The 17-year-old spent time on top of his studies designing and making a prosthetic palm, controlled by the muscle movements at the tip of an amputated arm. The contraption can perform simple movements like holding a fist and waving.
He even programmed a mobile app that enables remote control functions in the palm for electronics like the television.
For example, waving the prosthetic hand in a certain pattern will signal an app to turn on the television. Wong earned various awards in Hong Kong and overseas for his invention.
“I learned some basic app programming techniques from class but I deepened my knowledge by reading reference books and researching online,” the pupil from Shun Tak Fraternal Association Yung Yau College said. “I’m glad I can apply what I learned to this invention.”
For a decade, the school in Yuen Long has had a curriculum for science, technology, engineering and mathematics (STEM) subjects, encouraging students to innovate and come up with their own inventions.
Kwok Tsz-kit, information and communications technology teacher at the school, said of Wong: “He has showed skills and knowledge that are far beyond what I taught him.”
“I’m very impressed with his dedication and determination to help the disabled.”
Kwok said the school benefited from government funds for its STEM education, including a grant of HK$7.5 million over eight years under the Enriched IT Programme.
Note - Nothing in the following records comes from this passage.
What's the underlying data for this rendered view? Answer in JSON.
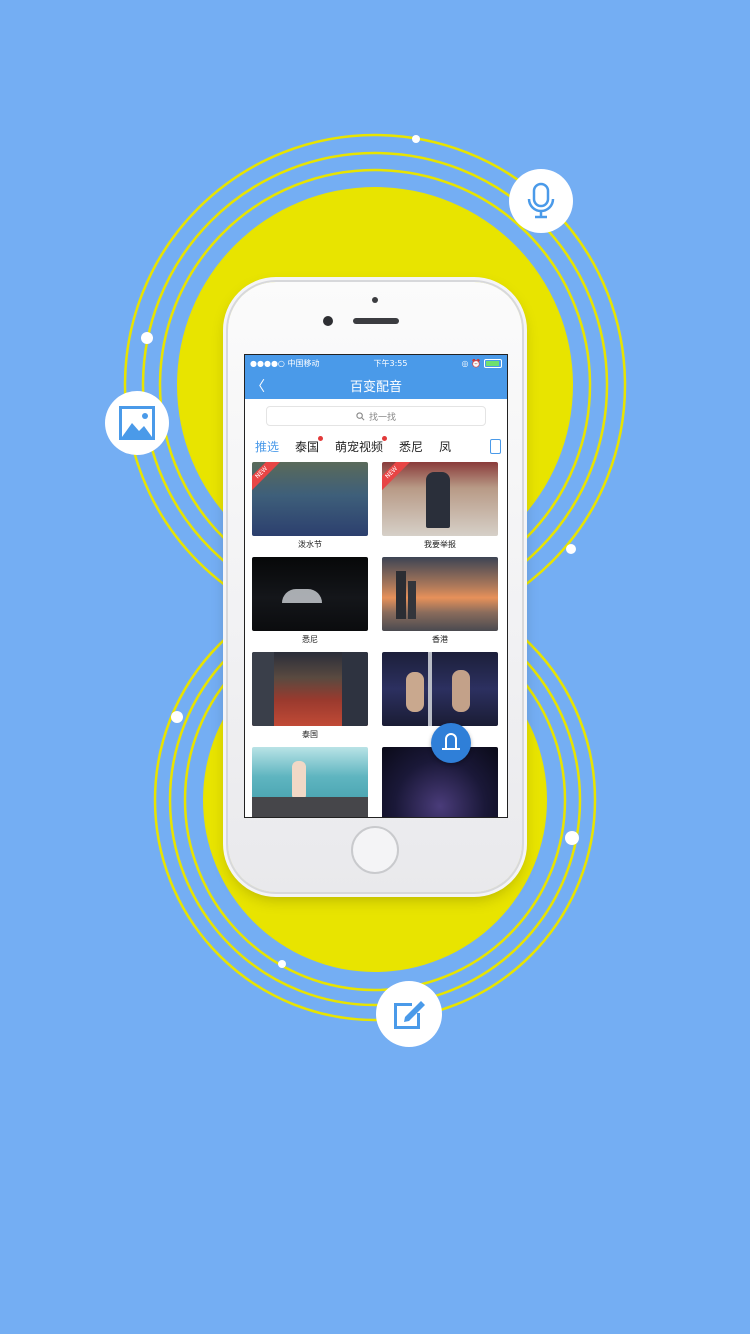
{
  "colors": {
    "background": "#74aef3",
    "yellow": "#e8e400",
    "accent": "#4a9ae9",
    "badge": "#e23a3a"
  },
  "floating_icons": [
    "microphone-icon",
    "image-icon",
    "edit-icon"
  ],
  "status_bar": {
    "carrier": "●●●●○ 中国移动",
    "time": "下午3:55",
    "right": "◎ ⏰"
  },
  "nav": {
    "back_symbol": "〈",
    "title": "百变配音"
  },
  "search": {
    "placeholder": "找一找"
  },
  "tabs": [
    {
      "label": "推选",
      "active": true,
      "badge": false
    },
    {
      "label": "泰国",
      "active": false,
      "badge": true
    },
    {
      "label": "萌宠视频",
      "active": false,
      "badge": true
    },
    {
      "label": "悉尼",
      "active": false,
      "badge": false
    },
    {
      "label": "凤",
      "active": false,
      "badge": false
    }
  ],
  "videos": [
    {
      "caption": "泼水节",
      "new": true
    },
    {
      "caption": "我要举报",
      "new": true
    },
    {
      "caption": "悉尼",
      "new": false
    },
    {
      "caption": "香港",
      "new": false
    },
    {
      "caption": "泰国",
      "new": false
    },
    {
      "caption": "",
      "new": false
    },
    {
      "caption": "",
      "new": false
    },
    {
      "caption": "",
      "new": false
    }
  ],
  "new_tag": "NEW"
}
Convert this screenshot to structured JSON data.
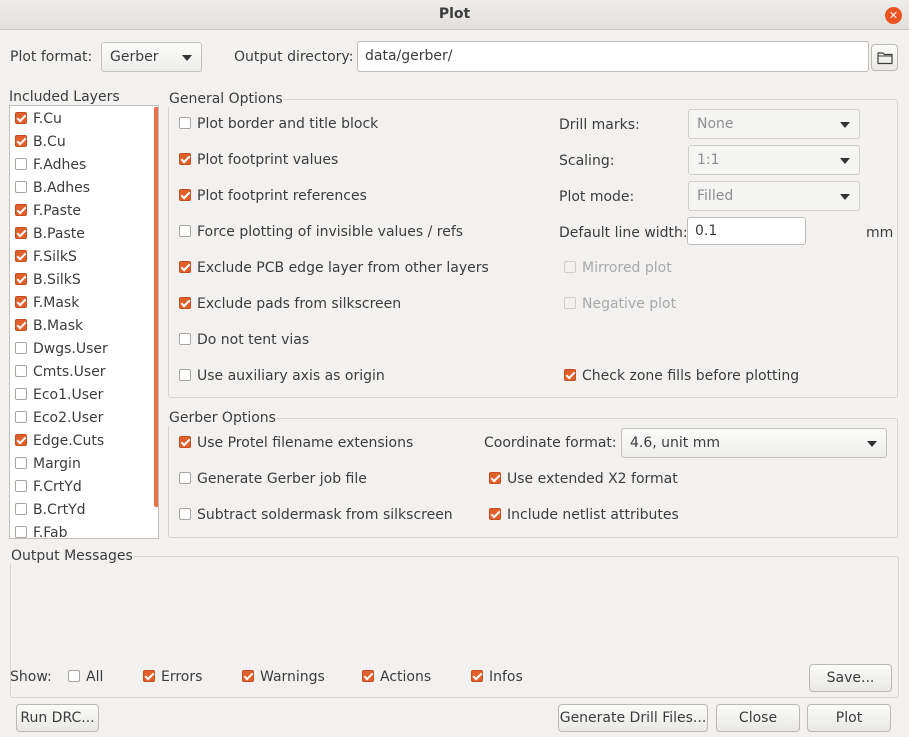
{
  "window": {
    "title": "Plot",
    "close_symbol": "✕"
  },
  "top": {
    "plot_format_label": "Plot format:",
    "plot_format_value": "Gerber",
    "output_dir_label": "Output directory:",
    "output_dir_value": "data/gerber/"
  },
  "layers": {
    "title": "Included Layers",
    "items": [
      {
        "label": "F.Cu",
        "checked": true
      },
      {
        "label": "B.Cu",
        "checked": true
      },
      {
        "label": "F.Adhes",
        "checked": false
      },
      {
        "label": "B.Adhes",
        "checked": false
      },
      {
        "label": "F.Paste",
        "checked": true
      },
      {
        "label": "B.Paste",
        "checked": true
      },
      {
        "label": "F.SilkS",
        "checked": true
      },
      {
        "label": "B.SilkS",
        "checked": true
      },
      {
        "label": "F.Mask",
        "checked": true
      },
      {
        "label": "B.Mask",
        "checked": true
      },
      {
        "label": "Dwgs.User",
        "checked": false
      },
      {
        "label": "Cmts.User",
        "checked": false
      },
      {
        "label": "Eco1.User",
        "checked": false
      },
      {
        "label": "Eco2.User",
        "checked": false
      },
      {
        "label": "Edge.Cuts",
        "checked": true
      },
      {
        "label": "Margin",
        "checked": false
      },
      {
        "label": "F.CrtYd",
        "checked": false
      },
      {
        "label": "B.CrtYd",
        "checked": false
      },
      {
        "label": "F.Fab",
        "checked": false
      }
    ]
  },
  "general": {
    "title": "General Options",
    "options": [
      {
        "label": "Plot border and title block",
        "checked": false
      },
      {
        "label": "Plot footprint values",
        "checked": true
      },
      {
        "label": "Plot footprint references",
        "checked": true
      },
      {
        "label": "Force plotting of invisible values / refs",
        "checked": false
      },
      {
        "label": "Exclude PCB edge layer from other layers",
        "checked": true
      },
      {
        "label": "Exclude pads from silkscreen",
        "checked": true
      },
      {
        "label": "Do not tent vias",
        "checked": false
      },
      {
        "label": "Use auxiliary axis as origin",
        "checked": false
      }
    ],
    "drill_marks_label": "Drill marks:",
    "drill_marks_value": "None",
    "scaling_label": "Scaling:",
    "scaling_value": "1:1",
    "plot_mode_label": "Plot mode:",
    "plot_mode_value": "Filled",
    "line_width_label": "Default line width:",
    "line_width_value": "0.1",
    "line_width_unit": "mm",
    "mirrored_label": "Mirrored plot",
    "negative_label": "Negative plot",
    "check_zone_label": "Check zone fills before plotting"
  },
  "gerber": {
    "title": "Gerber Options",
    "protel_label": "Use Protel filename extensions",
    "job_file_label": "Generate Gerber job file",
    "subtract_label": "Subtract soldermask from silkscreen",
    "coord_label": "Coordinate format:",
    "coord_value": "4.6, unit mm",
    "x2_label": "Use extended X2 format",
    "netlist_label": "Include netlist attributes"
  },
  "output": {
    "title": "Output Messages",
    "show_label": "Show:",
    "all_label": "All",
    "errors_label": "Errors",
    "warnings_label": "Warnings",
    "actions_label": "Actions",
    "infos_label": "Infos",
    "save_label": "Save..."
  },
  "buttons": {
    "run_drc": "Run DRC...",
    "generate_drill": "Generate Drill Files...",
    "close": "Close",
    "plot": "Plot"
  },
  "colors": {
    "accent": "#e05f2a",
    "close_button": "#e9541f"
  }
}
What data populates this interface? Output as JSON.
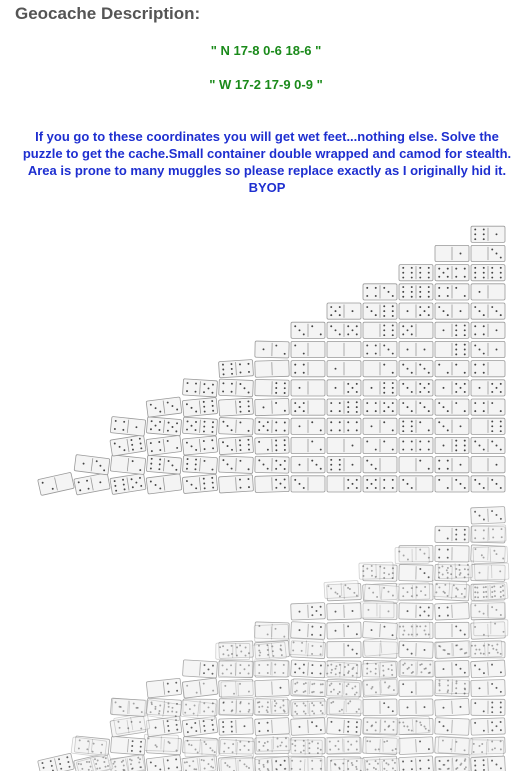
{
  "section": {
    "heading": "Geocache Description:"
  },
  "coordinates": {
    "north": "\" N 17-8 0-6 18-6 \"",
    "west": "\" W 17-2 17-9 0-9 \""
  },
  "description": {
    "text": "If you go to these coordinates you will get wet feet...nothing else. Solve the puzzle to get the cache.Small container double wrapped and camod for stealth. Area is prone to many muggles so please replace exactly as I originally hid it.",
    "signoff": "BYOP"
  },
  "colors": {
    "heading": "#555555",
    "coordinates": "#1a8a1a",
    "description": "#1e2fd0",
    "domino_face": "#f4f4f4",
    "domino_edge": "#9a9a9a",
    "pip": "#444444"
  },
  "puzzle": {
    "icon": "domino-tiles-image",
    "columns": 13,
    "rows": 14
  }
}
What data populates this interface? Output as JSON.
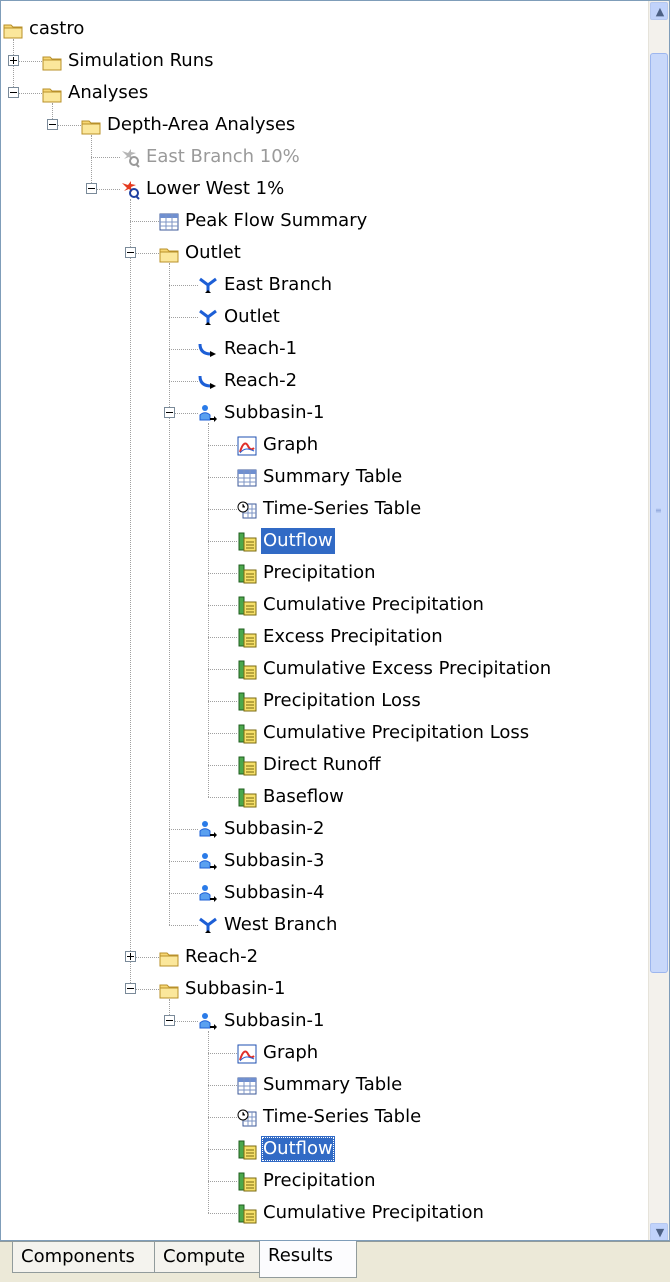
{
  "tree": [
    {
      "label": "castro",
      "icon": "folder-icon",
      "depth": 0,
      "expander": null
    },
    {
      "label": "Simulation Runs",
      "icon": "folder-icon",
      "depth": 1,
      "expander": "plus"
    },
    {
      "label": "Analyses",
      "icon": "folder-icon",
      "depth": 1,
      "expander": "minus"
    },
    {
      "label": "Depth-Area Analyses",
      "icon": "folder-icon",
      "depth": 2,
      "expander": "minus"
    },
    {
      "label": "East Branch 10%",
      "icon": "analysis-disabled-icon",
      "depth": 3,
      "expander": null,
      "dim": true
    },
    {
      "label": "Lower West 1%",
      "icon": "analysis-icon",
      "depth": 3,
      "expander": "minus"
    },
    {
      "label": "Peak Flow Summary",
      "icon": "table-icon",
      "depth": 4,
      "expander": null
    },
    {
      "label": "Outlet",
      "icon": "folder-icon",
      "depth": 4,
      "expander": "minus"
    },
    {
      "label": "East Branch",
      "icon": "junction-icon",
      "depth": 5,
      "expander": null
    },
    {
      "label": "Outlet",
      "icon": "junction-icon",
      "depth": 5,
      "expander": null
    },
    {
      "label": "Reach-1",
      "icon": "reach-icon",
      "depth": 5,
      "expander": null
    },
    {
      "label": "Reach-2",
      "icon": "reach-icon",
      "depth": 5,
      "expander": null
    },
    {
      "label": "Subbasin-1",
      "icon": "subbasin-icon",
      "depth": 5,
      "expander": "minus"
    },
    {
      "label": "Graph",
      "icon": "graph-icon",
      "depth": 6,
      "expander": null
    },
    {
      "label": "Summary Table",
      "icon": "table-icon",
      "depth": 6,
      "expander": null
    },
    {
      "label": "Time-Series Table",
      "icon": "time-series-table-icon",
      "depth": 6,
      "expander": null
    },
    {
      "label": "Outflow",
      "icon": "time-series-icon",
      "depth": 6,
      "expander": null,
      "selected": true
    },
    {
      "label": "Precipitation",
      "icon": "time-series-icon",
      "depth": 6,
      "expander": null
    },
    {
      "label": "Cumulative Precipitation",
      "icon": "time-series-icon",
      "depth": 6,
      "expander": null
    },
    {
      "label": "Excess Precipitation",
      "icon": "time-series-icon",
      "depth": 6,
      "expander": null
    },
    {
      "label": "Cumulative Excess Precipitation",
      "icon": "time-series-icon",
      "depth": 6,
      "expander": null
    },
    {
      "label": "Precipitation Loss",
      "icon": "time-series-icon",
      "depth": 6,
      "expander": null
    },
    {
      "label": "Cumulative Precipitation Loss",
      "icon": "time-series-icon",
      "depth": 6,
      "expander": null
    },
    {
      "label": "Direct Runoff",
      "icon": "time-series-icon",
      "depth": 6,
      "expander": null
    },
    {
      "label": "Baseflow",
      "icon": "time-series-icon",
      "depth": 6,
      "expander": null
    },
    {
      "label": "Subbasin-2",
      "icon": "subbasin-icon",
      "depth": 5,
      "expander": null
    },
    {
      "label": "Subbasin-3",
      "icon": "subbasin-icon",
      "depth": 5,
      "expander": null
    },
    {
      "label": "Subbasin-4",
      "icon": "subbasin-icon",
      "depth": 5,
      "expander": null
    },
    {
      "label": "West Branch",
      "icon": "junction-icon",
      "depth": 5,
      "expander": null
    },
    {
      "label": "Reach-2",
      "icon": "folder-icon",
      "depth": 4,
      "expander": "plus"
    },
    {
      "label": "Subbasin-1",
      "icon": "folder-icon",
      "depth": 4,
      "expander": "minus"
    },
    {
      "label": "Subbasin-1",
      "icon": "subbasin-icon",
      "depth": 5,
      "expander": "minus"
    },
    {
      "label": "Graph",
      "icon": "graph-icon",
      "depth": 6,
      "expander": null
    },
    {
      "label": "Summary Table",
      "icon": "table-icon",
      "depth": 6,
      "expander": null
    },
    {
      "label": "Time-Series Table",
      "icon": "time-series-table-icon",
      "depth": 6,
      "expander": null
    },
    {
      "label": "Outflow",
      "icon": "time-series-icon",
      "depth": 6,
      "expander": null,
      "selected": true,
      "focused": true
    },
    {
      "label": "Precipitation",
      "icon": "time-series-icon",
      "depth": 6,
      "expander": null
    },
    {
      "label": "Cumulative Precipitation",
      "icon": "time-series-icon",
      "depth": 6,
      "expander": null
    }
  ],
  "tabs": [
    {
      "label": "Components",
      "active": false
    },
    {
      "label": "Compute",
      "active": false
    },
    {
      "label": "Results",
      "active": true
    }
  ],
  "colors": {
    "selection": "#316ac5",
    "folder": "#f7d774",
    "scroll_thumb": "#c8d8fa"
  }
}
The move was part of a pledge by authorities to promote STEM learning in local schools to prepare pupils for future careers in the burgeoning IT industry.